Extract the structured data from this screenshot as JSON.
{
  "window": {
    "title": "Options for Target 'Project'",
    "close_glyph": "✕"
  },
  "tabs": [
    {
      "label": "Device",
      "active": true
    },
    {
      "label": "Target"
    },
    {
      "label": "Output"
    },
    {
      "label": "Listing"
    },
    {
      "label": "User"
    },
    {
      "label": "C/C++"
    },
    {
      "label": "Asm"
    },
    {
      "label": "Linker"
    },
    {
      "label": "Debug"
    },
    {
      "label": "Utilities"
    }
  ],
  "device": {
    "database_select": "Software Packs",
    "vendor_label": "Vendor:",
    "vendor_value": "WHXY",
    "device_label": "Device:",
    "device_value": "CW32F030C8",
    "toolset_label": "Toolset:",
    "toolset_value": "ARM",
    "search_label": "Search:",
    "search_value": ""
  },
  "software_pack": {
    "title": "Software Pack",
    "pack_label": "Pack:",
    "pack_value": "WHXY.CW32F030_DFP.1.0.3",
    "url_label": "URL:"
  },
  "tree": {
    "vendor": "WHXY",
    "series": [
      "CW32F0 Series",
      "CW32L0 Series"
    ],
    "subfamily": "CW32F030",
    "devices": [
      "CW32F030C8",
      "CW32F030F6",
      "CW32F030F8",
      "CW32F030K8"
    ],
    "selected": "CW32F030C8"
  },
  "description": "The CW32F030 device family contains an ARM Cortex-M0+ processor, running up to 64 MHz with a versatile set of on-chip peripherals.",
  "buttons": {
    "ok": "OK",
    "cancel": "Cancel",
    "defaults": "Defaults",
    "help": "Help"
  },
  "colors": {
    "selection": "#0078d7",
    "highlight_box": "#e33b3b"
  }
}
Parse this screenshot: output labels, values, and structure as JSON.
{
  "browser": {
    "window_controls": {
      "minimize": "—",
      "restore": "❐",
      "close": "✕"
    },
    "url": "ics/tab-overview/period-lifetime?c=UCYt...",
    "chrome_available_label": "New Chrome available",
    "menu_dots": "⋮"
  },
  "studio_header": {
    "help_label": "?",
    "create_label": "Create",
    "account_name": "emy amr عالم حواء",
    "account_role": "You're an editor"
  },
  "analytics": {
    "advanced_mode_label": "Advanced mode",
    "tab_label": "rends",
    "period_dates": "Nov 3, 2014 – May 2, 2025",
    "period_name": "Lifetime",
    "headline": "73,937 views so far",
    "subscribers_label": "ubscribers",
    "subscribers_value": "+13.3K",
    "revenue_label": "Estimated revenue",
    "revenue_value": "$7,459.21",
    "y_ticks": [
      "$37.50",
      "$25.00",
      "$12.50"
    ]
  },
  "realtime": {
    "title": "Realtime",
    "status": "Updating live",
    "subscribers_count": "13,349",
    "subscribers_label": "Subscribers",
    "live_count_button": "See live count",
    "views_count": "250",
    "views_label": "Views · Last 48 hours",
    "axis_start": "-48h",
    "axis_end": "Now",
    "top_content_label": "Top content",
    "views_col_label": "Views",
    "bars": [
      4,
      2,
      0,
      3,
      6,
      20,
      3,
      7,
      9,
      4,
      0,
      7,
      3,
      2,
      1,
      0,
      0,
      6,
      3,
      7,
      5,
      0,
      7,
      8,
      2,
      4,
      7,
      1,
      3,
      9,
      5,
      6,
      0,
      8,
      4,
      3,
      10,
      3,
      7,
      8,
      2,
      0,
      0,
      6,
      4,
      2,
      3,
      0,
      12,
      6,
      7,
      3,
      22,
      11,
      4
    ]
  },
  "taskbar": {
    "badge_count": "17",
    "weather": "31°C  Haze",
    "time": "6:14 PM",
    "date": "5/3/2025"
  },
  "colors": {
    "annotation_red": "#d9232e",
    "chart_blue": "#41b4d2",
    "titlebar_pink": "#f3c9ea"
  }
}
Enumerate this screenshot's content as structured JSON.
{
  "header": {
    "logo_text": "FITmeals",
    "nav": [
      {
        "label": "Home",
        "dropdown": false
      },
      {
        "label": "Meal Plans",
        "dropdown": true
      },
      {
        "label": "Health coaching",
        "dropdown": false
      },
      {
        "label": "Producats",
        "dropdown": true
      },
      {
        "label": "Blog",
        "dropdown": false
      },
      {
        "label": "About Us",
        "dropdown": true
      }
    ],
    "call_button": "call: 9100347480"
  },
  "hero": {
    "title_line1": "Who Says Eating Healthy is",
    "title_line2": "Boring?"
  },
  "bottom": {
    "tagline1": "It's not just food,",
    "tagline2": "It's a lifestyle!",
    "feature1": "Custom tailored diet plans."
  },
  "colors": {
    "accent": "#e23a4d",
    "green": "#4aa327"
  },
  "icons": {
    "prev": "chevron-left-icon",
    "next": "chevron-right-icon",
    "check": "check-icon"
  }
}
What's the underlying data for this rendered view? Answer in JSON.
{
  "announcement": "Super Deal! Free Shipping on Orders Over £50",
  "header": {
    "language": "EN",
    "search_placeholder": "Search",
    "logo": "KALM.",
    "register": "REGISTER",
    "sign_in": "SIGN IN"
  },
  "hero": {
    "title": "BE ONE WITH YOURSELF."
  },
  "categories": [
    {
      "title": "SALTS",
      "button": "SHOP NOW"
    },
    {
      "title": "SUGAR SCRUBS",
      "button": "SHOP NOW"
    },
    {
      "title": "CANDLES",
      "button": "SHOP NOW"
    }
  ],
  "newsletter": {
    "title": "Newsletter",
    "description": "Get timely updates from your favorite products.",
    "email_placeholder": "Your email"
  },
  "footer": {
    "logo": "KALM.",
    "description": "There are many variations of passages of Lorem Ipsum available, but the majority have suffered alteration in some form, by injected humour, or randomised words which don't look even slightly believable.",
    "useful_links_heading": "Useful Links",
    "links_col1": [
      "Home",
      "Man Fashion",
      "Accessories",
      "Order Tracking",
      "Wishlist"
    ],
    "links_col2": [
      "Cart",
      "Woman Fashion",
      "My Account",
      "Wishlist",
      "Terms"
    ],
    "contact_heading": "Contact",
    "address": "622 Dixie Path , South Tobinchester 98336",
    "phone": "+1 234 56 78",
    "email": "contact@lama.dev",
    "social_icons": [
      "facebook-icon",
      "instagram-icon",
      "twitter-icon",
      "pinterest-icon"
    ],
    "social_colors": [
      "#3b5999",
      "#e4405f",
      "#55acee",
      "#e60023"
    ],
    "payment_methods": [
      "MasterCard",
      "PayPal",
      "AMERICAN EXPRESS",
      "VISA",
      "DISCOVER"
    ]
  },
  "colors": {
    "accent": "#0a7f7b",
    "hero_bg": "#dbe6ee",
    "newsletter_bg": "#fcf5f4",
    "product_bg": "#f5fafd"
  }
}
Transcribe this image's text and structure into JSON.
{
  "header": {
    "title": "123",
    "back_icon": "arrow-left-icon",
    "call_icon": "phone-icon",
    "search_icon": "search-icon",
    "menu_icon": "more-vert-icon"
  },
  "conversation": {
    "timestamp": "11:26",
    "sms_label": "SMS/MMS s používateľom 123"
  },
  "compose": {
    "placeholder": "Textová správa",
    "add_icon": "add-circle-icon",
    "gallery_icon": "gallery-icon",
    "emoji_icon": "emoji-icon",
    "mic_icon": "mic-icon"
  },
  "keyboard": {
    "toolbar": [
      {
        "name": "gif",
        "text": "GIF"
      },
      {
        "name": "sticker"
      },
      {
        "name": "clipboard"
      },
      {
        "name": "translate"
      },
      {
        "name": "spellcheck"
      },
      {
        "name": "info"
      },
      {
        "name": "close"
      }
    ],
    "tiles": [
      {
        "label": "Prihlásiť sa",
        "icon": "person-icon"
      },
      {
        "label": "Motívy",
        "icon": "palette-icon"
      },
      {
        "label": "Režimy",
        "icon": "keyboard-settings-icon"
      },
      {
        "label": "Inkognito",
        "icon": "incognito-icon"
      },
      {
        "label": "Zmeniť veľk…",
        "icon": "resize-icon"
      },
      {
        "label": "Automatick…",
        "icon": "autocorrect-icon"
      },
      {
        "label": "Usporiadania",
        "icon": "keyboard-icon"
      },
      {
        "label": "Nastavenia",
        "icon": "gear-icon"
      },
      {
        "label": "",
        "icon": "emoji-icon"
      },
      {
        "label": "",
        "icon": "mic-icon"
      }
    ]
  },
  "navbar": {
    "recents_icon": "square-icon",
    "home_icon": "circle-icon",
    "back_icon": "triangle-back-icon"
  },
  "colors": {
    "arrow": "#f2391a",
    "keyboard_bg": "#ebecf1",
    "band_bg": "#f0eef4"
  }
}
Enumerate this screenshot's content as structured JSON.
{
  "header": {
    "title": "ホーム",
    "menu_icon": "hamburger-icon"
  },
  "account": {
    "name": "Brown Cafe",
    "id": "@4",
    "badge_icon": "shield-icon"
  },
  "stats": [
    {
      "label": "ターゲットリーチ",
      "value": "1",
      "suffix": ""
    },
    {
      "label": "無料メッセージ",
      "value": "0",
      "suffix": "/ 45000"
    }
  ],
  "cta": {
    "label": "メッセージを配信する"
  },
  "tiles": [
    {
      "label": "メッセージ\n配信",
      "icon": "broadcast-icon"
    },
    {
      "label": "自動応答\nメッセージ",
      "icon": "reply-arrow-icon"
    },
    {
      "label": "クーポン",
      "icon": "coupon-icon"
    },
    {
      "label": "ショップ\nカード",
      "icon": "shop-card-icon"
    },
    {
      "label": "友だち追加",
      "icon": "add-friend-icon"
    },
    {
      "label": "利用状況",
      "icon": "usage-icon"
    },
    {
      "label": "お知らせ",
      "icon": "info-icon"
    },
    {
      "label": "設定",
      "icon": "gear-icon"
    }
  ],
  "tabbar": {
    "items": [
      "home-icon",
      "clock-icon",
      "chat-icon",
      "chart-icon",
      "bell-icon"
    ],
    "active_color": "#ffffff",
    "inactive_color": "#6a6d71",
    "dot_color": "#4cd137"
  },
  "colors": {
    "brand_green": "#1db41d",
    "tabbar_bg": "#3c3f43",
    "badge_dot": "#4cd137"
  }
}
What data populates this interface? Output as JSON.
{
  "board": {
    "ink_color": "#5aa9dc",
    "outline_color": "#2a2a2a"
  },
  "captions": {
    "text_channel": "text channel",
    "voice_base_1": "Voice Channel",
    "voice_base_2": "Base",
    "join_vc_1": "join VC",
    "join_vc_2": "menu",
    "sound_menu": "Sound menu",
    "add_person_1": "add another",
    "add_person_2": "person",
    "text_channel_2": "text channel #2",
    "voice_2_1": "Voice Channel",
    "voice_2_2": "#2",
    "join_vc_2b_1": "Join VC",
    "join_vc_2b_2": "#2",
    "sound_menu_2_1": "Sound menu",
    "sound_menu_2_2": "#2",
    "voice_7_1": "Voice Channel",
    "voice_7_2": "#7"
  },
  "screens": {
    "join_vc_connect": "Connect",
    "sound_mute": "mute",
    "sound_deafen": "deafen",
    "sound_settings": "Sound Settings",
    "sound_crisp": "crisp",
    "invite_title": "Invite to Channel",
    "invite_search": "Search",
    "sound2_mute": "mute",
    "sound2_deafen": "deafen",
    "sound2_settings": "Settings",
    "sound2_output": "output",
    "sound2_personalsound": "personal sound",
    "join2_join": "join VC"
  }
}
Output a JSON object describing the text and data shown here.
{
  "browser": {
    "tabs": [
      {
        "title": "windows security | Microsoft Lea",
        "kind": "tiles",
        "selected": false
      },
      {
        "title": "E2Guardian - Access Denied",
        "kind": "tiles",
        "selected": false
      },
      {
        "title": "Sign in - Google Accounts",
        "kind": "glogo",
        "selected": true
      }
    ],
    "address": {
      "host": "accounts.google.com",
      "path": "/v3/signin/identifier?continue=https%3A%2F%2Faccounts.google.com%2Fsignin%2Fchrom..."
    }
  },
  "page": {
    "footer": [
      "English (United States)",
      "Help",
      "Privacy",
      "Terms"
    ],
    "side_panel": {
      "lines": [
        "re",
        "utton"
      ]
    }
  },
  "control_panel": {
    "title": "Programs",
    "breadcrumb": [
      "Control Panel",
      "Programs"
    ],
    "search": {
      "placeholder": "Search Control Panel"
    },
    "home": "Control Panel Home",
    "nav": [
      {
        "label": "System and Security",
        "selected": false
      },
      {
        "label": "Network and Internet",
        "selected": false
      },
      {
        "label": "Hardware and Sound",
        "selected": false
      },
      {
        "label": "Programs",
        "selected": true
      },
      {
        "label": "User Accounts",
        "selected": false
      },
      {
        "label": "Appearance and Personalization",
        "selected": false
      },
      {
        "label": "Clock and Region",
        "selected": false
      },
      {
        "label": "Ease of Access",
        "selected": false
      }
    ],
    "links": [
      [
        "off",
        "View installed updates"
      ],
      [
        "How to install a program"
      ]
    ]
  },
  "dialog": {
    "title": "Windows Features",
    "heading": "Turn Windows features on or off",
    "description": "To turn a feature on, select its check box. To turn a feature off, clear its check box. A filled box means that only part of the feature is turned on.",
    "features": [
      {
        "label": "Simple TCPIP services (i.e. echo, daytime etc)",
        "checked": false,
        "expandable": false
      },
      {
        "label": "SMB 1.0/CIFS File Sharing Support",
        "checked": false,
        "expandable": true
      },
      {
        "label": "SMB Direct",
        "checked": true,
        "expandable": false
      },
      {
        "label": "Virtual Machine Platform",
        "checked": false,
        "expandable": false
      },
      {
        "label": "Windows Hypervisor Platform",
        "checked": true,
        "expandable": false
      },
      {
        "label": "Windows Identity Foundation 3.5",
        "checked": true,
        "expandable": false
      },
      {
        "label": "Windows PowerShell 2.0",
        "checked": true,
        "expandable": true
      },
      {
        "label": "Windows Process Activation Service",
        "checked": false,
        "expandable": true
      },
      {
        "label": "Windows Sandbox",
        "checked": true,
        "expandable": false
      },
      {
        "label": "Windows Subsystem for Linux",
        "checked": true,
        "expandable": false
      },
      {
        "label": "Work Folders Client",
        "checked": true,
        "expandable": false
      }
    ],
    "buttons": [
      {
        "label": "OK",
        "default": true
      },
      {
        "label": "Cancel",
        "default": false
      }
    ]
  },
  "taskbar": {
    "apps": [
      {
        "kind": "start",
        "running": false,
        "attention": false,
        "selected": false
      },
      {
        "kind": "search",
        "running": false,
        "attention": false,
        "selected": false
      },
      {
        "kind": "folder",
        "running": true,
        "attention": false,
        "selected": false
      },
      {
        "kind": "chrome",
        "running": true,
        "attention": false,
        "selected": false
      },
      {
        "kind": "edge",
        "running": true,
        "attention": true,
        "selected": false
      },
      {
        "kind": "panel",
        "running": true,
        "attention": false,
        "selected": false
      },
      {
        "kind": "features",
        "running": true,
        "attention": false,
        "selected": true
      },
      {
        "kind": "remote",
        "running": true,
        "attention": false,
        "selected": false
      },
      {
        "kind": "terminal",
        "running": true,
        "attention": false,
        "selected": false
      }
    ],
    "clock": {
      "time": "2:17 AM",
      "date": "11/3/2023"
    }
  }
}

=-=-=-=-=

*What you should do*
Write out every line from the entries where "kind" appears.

*Reply to the task*
        "kind": "tiles",
        "kind": "tiles",
        "kind": "glogo",
        "kind": "start",
        "kind": "search",
        "kind": "folder",
        "kind": "chrome",
        "kind": "edge",
        "kind": "panel",
        "kind": "features",
        "kind": "remote",
        "kind": "terminal",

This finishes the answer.